It is not stainless in the white. They are not stainless at all, they are regular ordinance grade carbon steel, but "in the white" meaning there is no finish applied after the final polishing by the manufacturer. The steel is left "white". In fact this was a common technique at the time. Even with guns we normally think of as having a dark or brown finish. The brown we now see is really 150 or 250 years of use and patina. Many early longrifles for instance are known to have been in the white because when the barrels are dismounted, the underside, which has been kept from oxidation, is white.
Don't take this wrong, brown, fire blue, and rust blue were also available historically. It is just that white is also a viable historical option, and a very nice one when done right. The true proper final finish for a first grade "in the white" dueling set would be burnished steel.
You got a heck of a deal. Enjoy.

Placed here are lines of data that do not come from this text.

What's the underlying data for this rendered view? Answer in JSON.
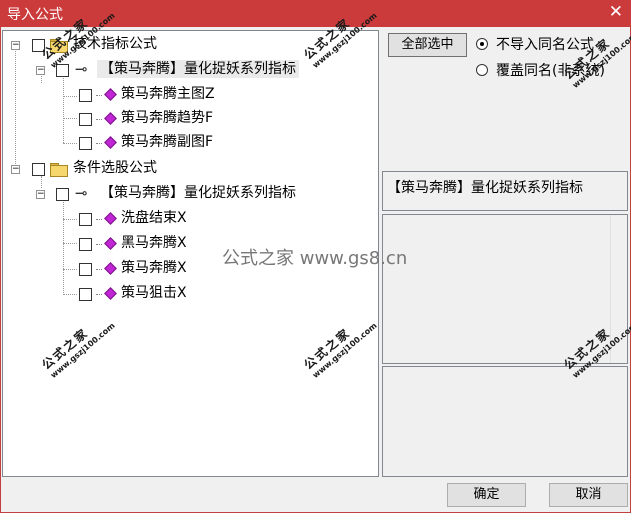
{
  "window": {
    "title": "导入公式",
    "close_glyph": "✕"
  },
  "tree": {
    "groups": [
      {
        "label": "技术指标公式",
        "folder": {
          "label": "【策马奔腾】量化捉妖系列指标",
          "items": [
            "策马奔腾主图Z",
            "策马奔腾趋势F",
            "策马奔腾副图F"
          ]
        }
      },
      {
        "label": "条件选股公式",
        "folder": {
          "label": "【策马奔腾】量化捉妖系列指标",
          "items": [
            "洗盘结束X",
            "黑马奔腾X",
            "策马奔腾X",
            "策马狙击X"
          ]
        }
      }
    ],
    "expander_glyph": "−",
    "key_glyph": "⊸"
  },
  "controls": {
    "select_all": "全部选中",
    "radio_skip": "不导入同名公式",
    "radio_overwrite": "覆盖同名(非系统)",
    "radio_selected": "skip"
  },
  "detail": {
    "name": "【策马奔腾】量化捉妖系列指标"
  },
  "footer": {
    "ok": "确定",
    "cancel": "取消"
  },
  "watermark": {
    "brand": "公式之家",
    "url": "www.gszj100.com",
    "center": "公式之家 www.gs8.cn"
  },
  "colors": {
    "titlebar": "#cc3b3b",
    "diamond": "#c026d3",
    "folder": "#f5d76e"
  }
}
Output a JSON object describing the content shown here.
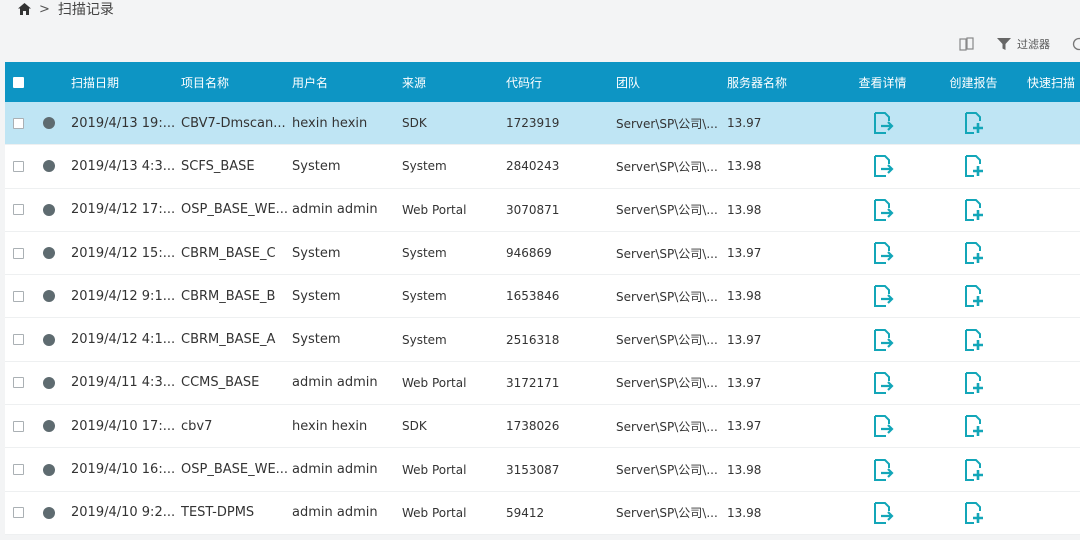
{
  "breadcrumb": {
    "home_icon": "home-icon",
    "separator": ">",
    "current": "扫描记录"
  },
  "toolbar": {
    "columns_icon": "columns-icon",
    "filter_icon": "filter-icon",
    "filter_label": "过滤器"
  },
  "table": {
    "headers": {
      "date": "扫描日期",
      "project": "项目名称",
      "user": "用户名",
      "source": "来源",
      "lines": "代码行",
      "team": "团队",
      "server": "服务器名称",
      "view": "查看详情",
      "create": "创建报告",
      "rescan": "快速扫描"
    },
    "rows": [
      {
        "date": "2019/4/13 19:...",
        "project": "CBV7-Dmscan...",
        "user": "hexin hexin",
        "source": "SDK",
        "lines": "1723919",
        "team": "Server\\SP\\公司\\...",
        "server": "13.97"
      },
      {
        "date": "2019/4/13 4:3...",
        "project": "SCFS_BASE",
        "user": "System",
        "source": "System",
        "lines": "2840243",
        "team": "Server\\SP\\公司\\...",
        "server": "13.98"
      },
      {
        "date": "2019/4/12 17:...",
        "project": "OSP_BASE_WE...",
        "user": "admin admin",
        "source": "Web Portal",
        "lines": "3070871",
        "team": "Server\\SP\\公司\\...",
        "server": "13.98"
      },
      {
        "date": "2019/4/12 15:...",
        "project": "CBRM_BASE_C",
        "user": "System",
        "source": "System",
        "lines": "946869",
        "team": "Server\\SP\\公司\\...",
        "server": "13.97"
      },
      {
        "date": "2019/4/12 9:1...",
        "project": "CBRM_BASE_B",
        "user": "System",
        "source": "System",
        "lines": "1653846",
        "team": "Server\\SP\\公司\\...",
        "server": "13.98"
      },
      {
        "date": "2019/4/12 4:1...",
        "project": "CBRM_BASE_A",
        "user": "System",
        "source": "System",
        "lines": "2516318",
        "team": "Server\\SP\\公司\\...",
        "server": "13.97"
      },
      {
        "date": "2019/4/11 4:3...",
        "project": "CCMS_BASE",
        "user": "admin admin",
        "source": "Web Portal",
        "lines": "3172171",
        "team": "Server\\SP\\公司\\...",
        "server": "13.97"
      },
      {
        "date": "2019/4/10 17:...",
        "project": "cbv7",
        "user": "hexin hexin",
        "source": "SDK",
        "lines": "1738026",
        "team": "Server\\SP\\公司\\...",
        "server": "13.97"
      },
      {
        "date": "2019/4/10 16:...",
        "project": "OSP_BASE_WE...",
        "user": "admin admin",
        "source": "Web Portal",
        "lines": "3153087",
        "team": "Server\\SP\\公司\\...",
        "server": "13.98"
      },
      {
        "date": "2019/4/10 9:2...",
        "project": "TEST-DPMS",
        "user": "admin admin",
        "source": "Web Portal",
        "lines": "59412",
        "team": "Server\\SP\\公司\\...",
        "server": "13.98"
      }
    ]
  },
  "colors": {
    "header_bg": "#0d95c4",
    "selected_row": "#bfe5f4",
    "action_icon": "#13a6b8",
    "status_dot": "#5e6b70"
  }
}
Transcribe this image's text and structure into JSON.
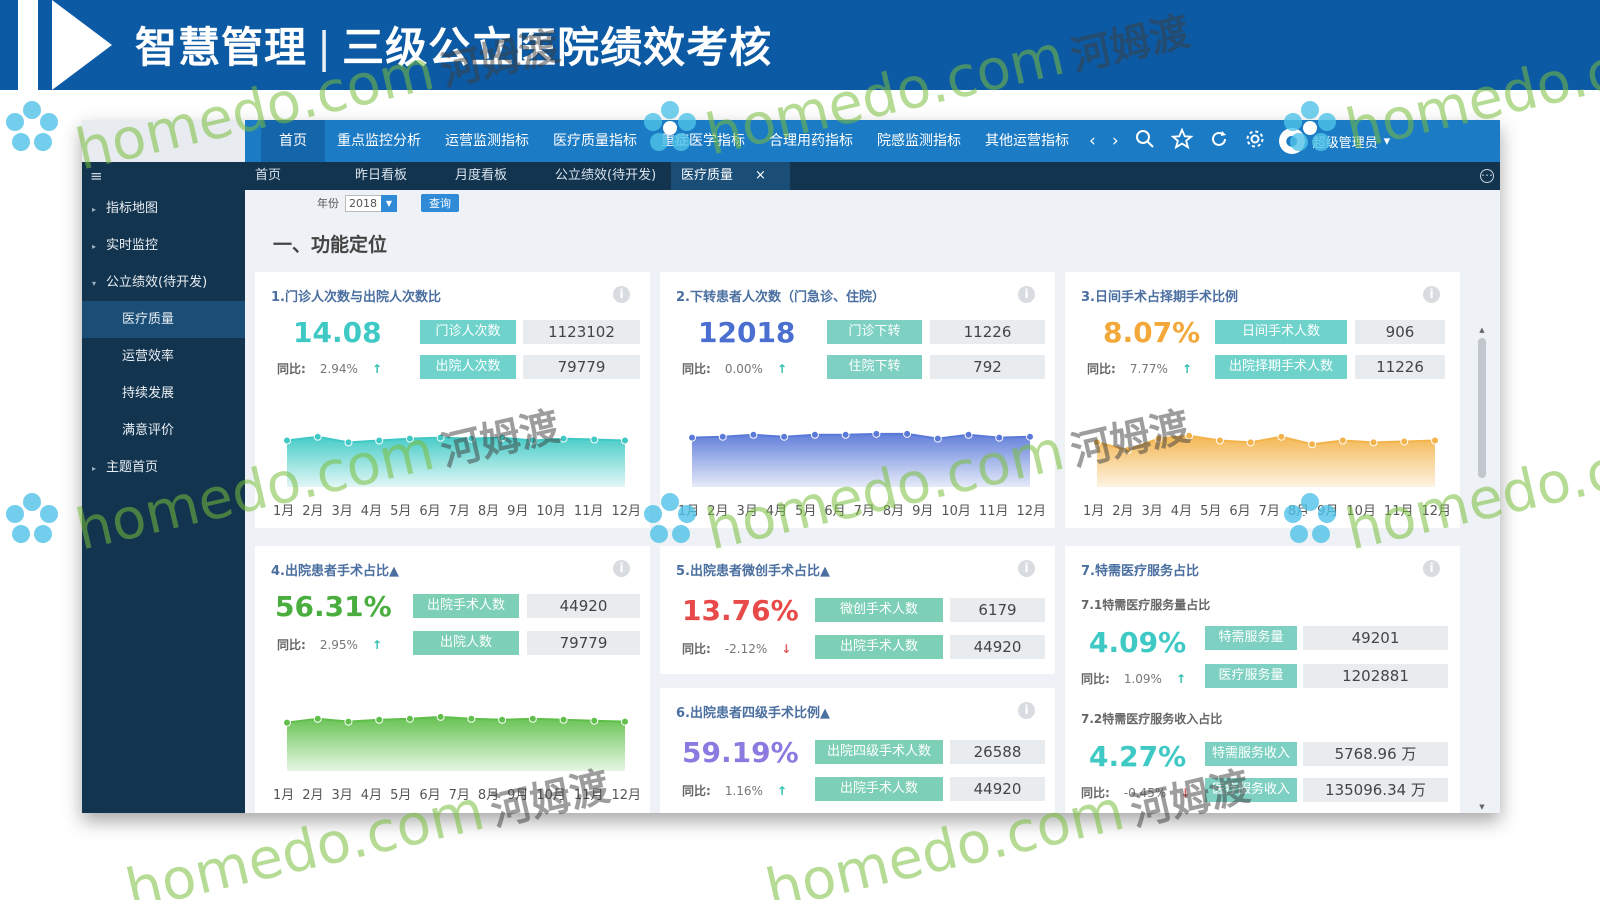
{
  "banner": {
    "title_left": "智慧管理",
    "separator": "|",
    "title_right": "三级公立医院绩效考核"
  },
  "topnav": {
    "items": [
      "首页",
      "重点监控分析",
      "运营监测指标",
      "医疗质量指标",
      "重症医学指标",
      "合理用药指标",
      "院感监测指标",
      "其他运营指标"
    ],
    "prev": "‹",
    "next": "›",
    "icons": [
      "search-icon",
      "star-icon",
      "refresh-icon",
      "settings-icon"
    ],
    "user": "超级管理员",
    "user_caret": "▾"
  },
  "sidebar": {
    "toggle": "≡",
    "items": [
      {
        "label": "指标地图",
        "arrow": "▸"
      },
      {
        "label": "实时监控",
        "arrow": "▸"
      },
      {
        "label": "公立绩效(待开发)",
        "arrow": "▾"
      }
    ],
    "subitems": [
      "医疗质量",
      "运营效率",
      "持续发展",
      "满意评价"
    ],
    "last_item": {
      "label": "主题首页",
      "arrow": "▸"
    }
  },
  "tabs": [
    "首页",
    "昨日看板",
    "月度看板",
    "公立绩效(待开发)",
    "医疗质量"
  ],
  "tab_close": "×",
  "filter": {
    "year_label": "年份",
    "year_value": "2018",
    "query_label": "查询"
  },
  "section_title": "一、功能定位",
  "months": [
    "1月",
    "2月",
    "3月",
    "4月",
    "5月",
    "6月",
    "7月",
    "8月",
    "9月",
    "10月",
    "11月",
    "12月"
  ],
  "yoy_label": "同比:",
  "cards": [
    {
      "title": "1.门诊人次数与出院人次数比",
      "value": "14.08",
      "yoy": "2.94%",
      "trend": "↑",
      "rows": [
        {
          "label": "门诊人次数",
          "value": "1123102"
        },
        {
          "label": "出院人次数",
          "value": "79779"
        }
      ],
      "color": "#3ec9c4",
      "chart_values": [
        70,
        74,
        68,
        70,
        72,
        73,
        72,
        73,
        70,
        72,
        71,
        70
      ]
    },
    {
      "title": "2.下转患者人次数（门急诊、住院）",
      "value": "12018",
      "yoy": "0.00%",
      "trend": "↑",
      "rows": [
        {
          "label": "门诊下转",
          "value": "11226"
        },
        {
          "label": "住院下转",
          "value": "792"
        }
      ],
      "color": "#5a79d8",
      "chart_values": [
        73,
        74,
        76,
        74,
        76,
        76,
        77,
        77,
        72,
        76,
        73,
        74
      ]
    },
    {
      "title": "3.日间手术占择期手术比例",
      "value": "8.07%",
      "yoy": "7.77%",
      "trend": "↑",
      "rows": [
        {
          "label": "日间手术人数",
          "value": "906"
        },
        {
          "label": "出院择期手术人数",
          "value": "11226"
        }
      ],
      "color": "#f3b34a",
      "chart_values": [
        68,
        60,
        72,
        75,
        70,
        68,
        74,
        66,
        70,
        68,
        69,
        70
      ]
    },
    {
      "title": "4.出院患者手术占比▲",
      "value": "56.31%",
      "yoy": "2.95%",
      "trend": "↑",
      "rows": [
        {
          "label": "出院手术人数",
          "value": "44920"
        },
        {
          "label": "出院人数",
          "value": "79779"
        }
      ],
      "color": "#5fbf4a",
      "chart_values": [
        72,
        76,
        73,
        75,
        76,
        78,
        76,
        75,
        76,
        75,
        74,
        73
      ]
    },
    {
      "title": "5.出院患者微创手术占比▲",
      "value": "13.76%",
      "yoy": "-2.12%",
      "trend": "↓",
      "rows": [
        {
          "label": "微创手术人数",
          "value": "6179"
        },
        {
          "label": "出院手术人数",
          "value": "44920"
        }
      ]
    },
    {
      "title": "6.出院患者四级手术比例▲",
      "value": "59.19%",
      "yoy": "1.16%",
      "trend": "↑",
      "rows": [
        {
          "label": "出院四级手术人数",
          "value": "26588"
        },
        {
          "label": "出院手术人数",
          "value": "44920"
        }
      ]
    },
    {
      "title": "7.特需医疗服务占比",
      "sub1": {
        "title": "7.1特需医疗服务量占比",
        "value": "4.09%",
        "yoy": "1.09%",
        "trend": "↑",
        "rows": [
          {
            "label": "特需服务量",
            "value": "49201"
          },
          {
            "label": "医疗服务量",
            "value": "1202881"
          }
        ]
      },
      "sub2": {
        "title": "7.2特需医疗服务收入占比",
        "value": "4.27%",
        "yoy": "-0.45%",
        "trend": "↓",
        "rows": [
          {
            "label": "特需服务收入",
            "value": "5768.96 万"
          },
          {
            "label": "医疗服务收入",
            "value": "135096.34 万"
          }
        ]
      }
    }
  ],
  "colors": {
    "teal": "#3ec9c4",
    "teal_label": "#6fd3cc",
    "blue_value": "#4a6fd0",
    "blue_label": "#7ed1c2",
    "orange": "#f3a83a",
    "orange_label": "#6fd3cc",
    "green": "#4aae3e",
    "green_label": "#7dd0b6",
    "red": "#e84a4a",
    "purple": "#8c7ae0"
  },
  "watermark": {
    "brand": "homedo.com",
    "cn": "河姆渡"
  }
}
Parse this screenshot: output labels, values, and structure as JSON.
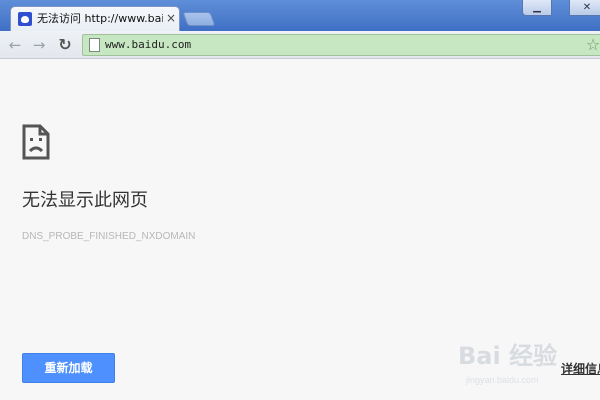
{
  "tab": {
    "title": "无法访问 http://www.bai",
    "close_glyph": "×"
  },
  "window": {
    "min_glyph": "▁",
    "close_glyph": "✕"
  },
  "toolbar": {
    "back_glyph": "←",
    "forward_glyph": "→",
    "reload_glyph": "↻",
    "url": "www.baidu.com",
    "star_glyph": "☆"
  },
  "content": {
    "error_title": "无法显示此网页",
    "error_code": "DNS_PROBE_FINISHED_NXDOMAIN",
    "reload_button_label": "重新加载",
    "details_label": "详细信息"
  },
  "watermark": {
    "logo": "Bai 经验",
    "sub": "jingyan.baidu.com"
  },
  "icons": [
    "favicon-icon",
    "close-icon",
    "back-arrow-icon",
    "forward-arrow-icon",
    "reload-icon",
    "page-icon",
    "star-icon",
    "sad-document-icon"
  ],
  "colors": {
    "accent": "#4d90fe",
    "omnibox": "#c7e6c2",
    "titlebar": "#4f7fcf"
  }
}
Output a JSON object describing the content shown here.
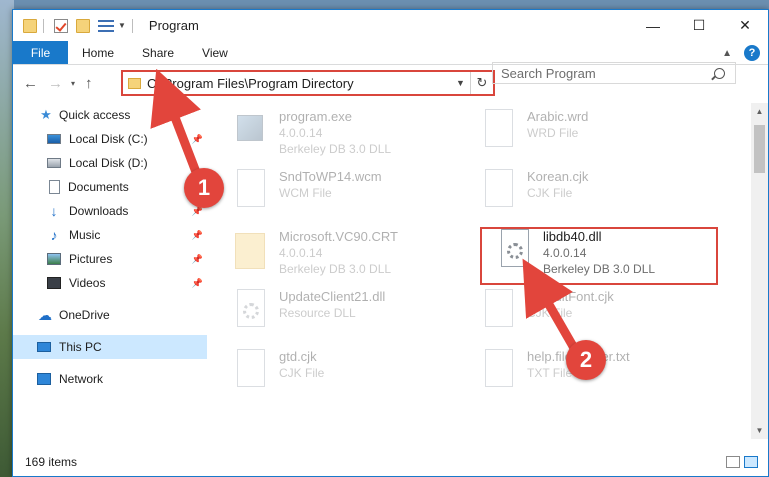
{
  "window": {
    "title": "Program",
    "controls": {
      "minimize": "—",
      "maximize": "☐",
      "close": "✕"
    }
  },
  "ribbon": {
    "tabs": [
      "File",
      "Home",
      "Share",
      "View"
    ]
  },
  "navigation": {
    "back": "←",
    "forward": "→",
    "recent": "▾",
    "up": "↑",
    "address": "C:\\Program Files\\Program Directory",
    "search_placeholder": "Search Program"
  },
  "nav_pane": {
    "items": [
      {
        "label": "Quick access",
        "icon": "star-icon"
      },
      {
        "label": "Local Disk (C:)",
        "icon": "drive-icon",
        "pinned": true
      },
      {
        "label": "Local Disk (D:)",
        "icon": "drive-icon"
      },
      {
        "label": "Documents",
        "icon": "documents-icon",
        "pinned": true
      },
      {
        "label": "Downloads",
        "icon": "downloads-icon",
        "pinned": true
      },
      {
        "label": "Music",
        "icon": "music-icon",
        "pinned": true
      },
      {
        "label": "Pictures",
        "icon": "pictures-icon",
        "pinned": true
      },
      {
        "label": "Videos",
        "icon": "videos-icon",
        "pinned": true
      },
      {
        "label": "OneDrive",
        "icon": "onedrive-icon"
      },
      {
        "label": "This PC",
        "icon": "this-pc-icon",
        "selected": true
      },
      {
        "label": "Network",
        "icon": "network-icon"
      }
    ]
  },
  "files": [
    {
      "name": "program.exe",
      "line1": "4.0.0.14",
      "line2": "Berkeley DB 3.0 DLL",
      "icon": "exe-icon"
    },
    {
      "name": "Arabic.wrd",
      "line1": "WRD File",
      "line2": "",
      "icon": "file-icon"
    },
    {
      "name": "SndToWP14.wcm",
      "line1": "WCM File",
      "line2": "",
      "icon": "file-icon"
    },
    {
      "name": "Korean.cjk",
      "line1": "CJK File",
      "line2": "",
      "icon": "file-icon"
    },
    {
      "name": "Microsoft.VC90.CRT",
      "line1": "4.0.0.14",
      "line2": "Berkeley DB 3.0 DLL",
      "icon": "folder-icon"
    },
    {
      "name": "libdb40.dll",
      "line1": "4.0.0.14",
      "line2": "Berkeley DB 3.0 DLL",
      "icon": "dll-icon",
      "highlighted": true
    },
    {
      "name": "UpdateClient21.dll",
      "line1": "Resource DLL",
      "line2": "",
      "icon": "dll-icon"
    },
    {
      "name": "DefaultFont.cjk",
      "line1": "CJK File",
      "line2": "",
      "icon": "file-icon"
    },
    {
      "name": "gtd.cjk",
      "line1": "CJK File",
      "line2": "",
      "icon": "file-icon"
    },
    {
      "name": "help.file.reader.txt",
      "line1": "TXT File",
      "line2": "",
      "icon": "file-icon"
    }
  ],
  "status": {
    "item_count": "169 items"
  },
  "annotations": {
    "step1": "1",
    "step2": "2",
    "color": "#e2453c"
  }
}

"A Liberal is someone who doesn't care what you do, as long as it's mandatory". - Charles Krauthammer